Mr. Speaker, I am pleased to table, in both official languages, a number of order in council appointments recently made by the government.

Pursuant to the provisions of Standing Order 110(1) these are deemed referred to the appropriate standing committees, a list of which is attached.

Government Response To Petitions
Routine Proceedings

February 9th, 2000 / 3:10 p.m.

Scarborough—Rouge River
Ontario

Liberal

Derek Lee Parliamentary Secretary to Leader of the Government in the House of Commons

Mr. Speaker, pursuant to Standing Order 36(8) I have the honour to table, in both official languages, the government's response to 10 petitions.

Committees Of The House
Routine Proceedings

3:10 p.m.

Scarborough—Rouge River
Ontario

Liberal

Derek Lee Parliamentary Secretary to Leader of the Government in the House of Commons

Mr. Speaker, I have the honour to present the 16th report of the Standing Committee on Procedure and House Affairs regarding the membership of the legislative committee on Bill C-20, an act to give effect to the requirement for clarity as set out in the opinion the Supreme Court of Canada in the Quebec secession reference.
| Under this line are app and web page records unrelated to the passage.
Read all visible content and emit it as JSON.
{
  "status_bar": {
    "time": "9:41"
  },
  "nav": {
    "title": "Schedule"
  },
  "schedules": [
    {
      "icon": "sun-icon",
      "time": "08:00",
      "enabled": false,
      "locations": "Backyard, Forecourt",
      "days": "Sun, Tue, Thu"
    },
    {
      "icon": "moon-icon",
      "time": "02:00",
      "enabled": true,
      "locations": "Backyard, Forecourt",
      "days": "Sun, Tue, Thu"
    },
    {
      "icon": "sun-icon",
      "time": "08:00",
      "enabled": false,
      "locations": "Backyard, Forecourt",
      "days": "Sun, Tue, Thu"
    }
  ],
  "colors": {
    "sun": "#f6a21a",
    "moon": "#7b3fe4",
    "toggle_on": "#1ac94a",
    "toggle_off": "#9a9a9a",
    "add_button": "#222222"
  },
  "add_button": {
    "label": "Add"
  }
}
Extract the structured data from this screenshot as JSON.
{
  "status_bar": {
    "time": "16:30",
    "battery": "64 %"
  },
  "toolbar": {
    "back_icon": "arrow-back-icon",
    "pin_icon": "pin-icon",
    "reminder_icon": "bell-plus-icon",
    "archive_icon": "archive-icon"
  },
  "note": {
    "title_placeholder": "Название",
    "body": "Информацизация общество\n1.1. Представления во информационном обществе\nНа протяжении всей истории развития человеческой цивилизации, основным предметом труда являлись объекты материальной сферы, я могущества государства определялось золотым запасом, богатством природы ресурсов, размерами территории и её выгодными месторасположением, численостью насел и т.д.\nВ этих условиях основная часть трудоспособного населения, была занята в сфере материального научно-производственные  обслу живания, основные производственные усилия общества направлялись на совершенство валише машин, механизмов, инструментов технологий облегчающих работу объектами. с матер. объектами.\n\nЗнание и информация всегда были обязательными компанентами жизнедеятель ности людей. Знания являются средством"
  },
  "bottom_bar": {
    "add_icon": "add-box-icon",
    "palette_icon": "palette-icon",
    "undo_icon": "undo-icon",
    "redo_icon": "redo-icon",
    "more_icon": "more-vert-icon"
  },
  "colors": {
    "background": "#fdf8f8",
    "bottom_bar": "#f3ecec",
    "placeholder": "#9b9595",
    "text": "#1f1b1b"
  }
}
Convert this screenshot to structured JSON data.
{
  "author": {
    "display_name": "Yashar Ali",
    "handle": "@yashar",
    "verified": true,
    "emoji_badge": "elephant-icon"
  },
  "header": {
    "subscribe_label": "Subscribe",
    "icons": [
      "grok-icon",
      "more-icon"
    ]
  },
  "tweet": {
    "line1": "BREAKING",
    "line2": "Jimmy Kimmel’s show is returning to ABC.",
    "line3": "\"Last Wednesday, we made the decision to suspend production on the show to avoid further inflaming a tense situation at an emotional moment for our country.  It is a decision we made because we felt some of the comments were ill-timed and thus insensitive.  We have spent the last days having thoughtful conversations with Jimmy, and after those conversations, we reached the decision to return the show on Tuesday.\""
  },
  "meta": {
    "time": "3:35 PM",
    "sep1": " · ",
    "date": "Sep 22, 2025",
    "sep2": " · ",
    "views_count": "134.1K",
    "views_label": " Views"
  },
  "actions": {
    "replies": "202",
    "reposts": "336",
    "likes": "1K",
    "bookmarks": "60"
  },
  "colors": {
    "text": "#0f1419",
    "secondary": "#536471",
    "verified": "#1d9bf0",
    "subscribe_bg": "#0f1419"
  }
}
This report is deemed adopted on presentation.

In addition, I have the honour to present the 15th report of the Standing Committee on Procedure and House Affairs regarding the associate membership of the liaison committee. If the House gives its consent, I intend to move concurrence in the 15th report later this day.

Committees Of The House
Routine Proceedings

3:10 p.m.

Bloc

Suzanne Tremblay Rimouski—Mitis, QC

Mr. Speaker, I rise on a point of order. I want to be sure that I heard the hon. member correctly. I think he said he was tabling the committee report dealing with Quebec only.

He referred to Bill C-20 as being for Quebec, while the Prime Minister is telling the House that Bill C-20 concerns all of Canada.

Committees Of The House
Routine Proceedings

3:10 p.m.

The Deputy Speaker

If I am not mistaken, what the hon. parliamentary secretary did is read the title of the bill, which contains the word “Quebec”. I believe that is the answer.

Export Development Act
Routine Proceedings

3:10 p.m.

Liberal

Charles Caccia Davenport, ON

moved for leave to introduce Bill C-421, an act to amend the Export Development Act.

Mr. Speaker, the Export Development Corporation is exempted from the Canadian Environmental Assessment Act, the Access to Information Act, and the provisions of the Auditor General Act requiring all federal departments and some agencies to undertake sustainable development strategies and implement them. As a result, the Export Development Corporation has supported certain projects that are harming the environment and even human rights in nations in which Canadian companies operate.

For example, the EDC has helped fund mining companies responsible for massive mine tailings spills. Do hon. members remember the Kumtor cyanide mine spill in Krygyzstan, the Omai gold mine in Guyana and the OK Tedi copper mine in Papua, New Guinea.

It is not only very desirable but also urgent that the policy of the Export Development Corporation be guided by sound environmental principles, and this bill aims at ensuring such a goal.

(Motions deemed adopted, bill read the first time and printed)